[SUPPLIED RECORDS Boundary: Start]

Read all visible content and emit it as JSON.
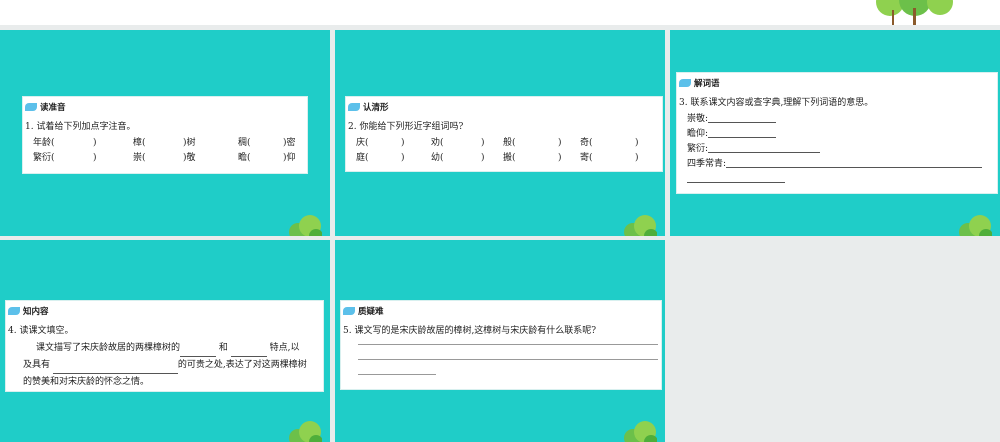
{
  "slides": [
    {
      "heading": "读准音",
      "question": "1. 试着给下列加点字注音。",
      "rows": [
        [
          "年龄(",
          ")",
          "樟(",
          ")树",
          "稠(",
          ")密"
        ],
        [
          "繁衍(",
          ")",
          "崇(",
          ")敬",
          "瞻(",
          ")仰"
        ]
      ]
    },
    {
      "heading": "认清形",
      "question": "2. 你能给下列形近字组词吗?",
      "rows": [
        [
          "庆(",
          ")",
          "劝(",
          ")",
          "般(",
          ")",
          "奇(",
          ")"
        ],
        [
          "庭(",
          ")",
          "幼(",
          ")",
          "搬(",
          ")",
          "寄(",
          ")"
        ]
      ]
    },
    {
      "heading": "解词语",
      "question": "3. 联系课文内容或查字典,理解下列词语的意思。",
      "terms": [
        "崇敬:",
        "瞻仰:",
        "繁衍:",
        "四季常青:"
      ]
    },
    {
      "heading": "知内容",
      "question": "4. 读课文填空。",
      "p1": "课文描写了宋庆龄故居的两棵樟树的",
      "p2": "和",
      "p3": "特点,以",
      "p4": "及具有",
      "p5": "的可贵之处,表达了对这两棵樟树",
      "p6": "的赞美和对宋庆龄的怀念之情。"
    },
    {
      "heading": "质疑难",
      "question": "5. 课文写的是宋庆龄故居的樟树,这樟树与宋庆龄有什么联系呢?"
    }
  ],
  "colors": {
    "teal": "#1fcdc8",
    "bg": "#e9ecec"
  }
}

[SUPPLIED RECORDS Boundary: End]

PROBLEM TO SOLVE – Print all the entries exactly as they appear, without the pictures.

SOLUTION TO THIS TASK –
Read all visible content and emit it as JSON.
{
  "slides": [
    {
      "heading": "读准音",
      "question": "1. 试着给下列加点字注音。",
      "rows": [
        [
          "年龄(",
          ")",
          "樟(",
          ")树",
          "稠(",
          ")密"
        ],
        [
          "繁衍(",
          ")",
          "崇(",
          ")敬",
          "瞻(",
          ")仰"
        ]
      ]
    },
    {
      "heading": "认清形",
      "question": "2. 你能给下列形近字组词吗?",
      "rows": [
        [
          "庆(",
          ")",
          "劝(",
          ")",
          "般(",
          ")",
          "奇(",
          ")"
        ],
        [
          "庭(",
          ")",
          "幼(",
          ")",
          "搬(",
          ")",
          "寄(",
          ")"
        ]
      ]
    },
    {
      "heading": "解词语",
      "question": "3. 联系课文内容或查字典,理解下列词语的意思。",
      "terms": [
        "崇敬:",
        "瞻仰:",
        "繁衍:",
        "四季常青:"
      ]
    },
    {
      "heading": "知内容",
      "question": "4. 读课文填空。",
      "p1": "课文描写了宋庆龄故居的两棵樟树的",
      "p2": "和",
      "p3": "特点,以",
      "p4": "及具有",
      "p5": "的可贵之处,表达了对这两棵樟树",
      "p6": "的赞美和对宋庆龄的怀念之情。"
    },
    {
      "heading": "质疑难",
      "question": "5. 课文写的是宋庆龄故居的樟树,这樟树与宋庆龄有什么联系呢?"
    }
  ],
  "colors": {
    "teal": "#1fcdc8",
    "bg": "#e9ecec"
  }
}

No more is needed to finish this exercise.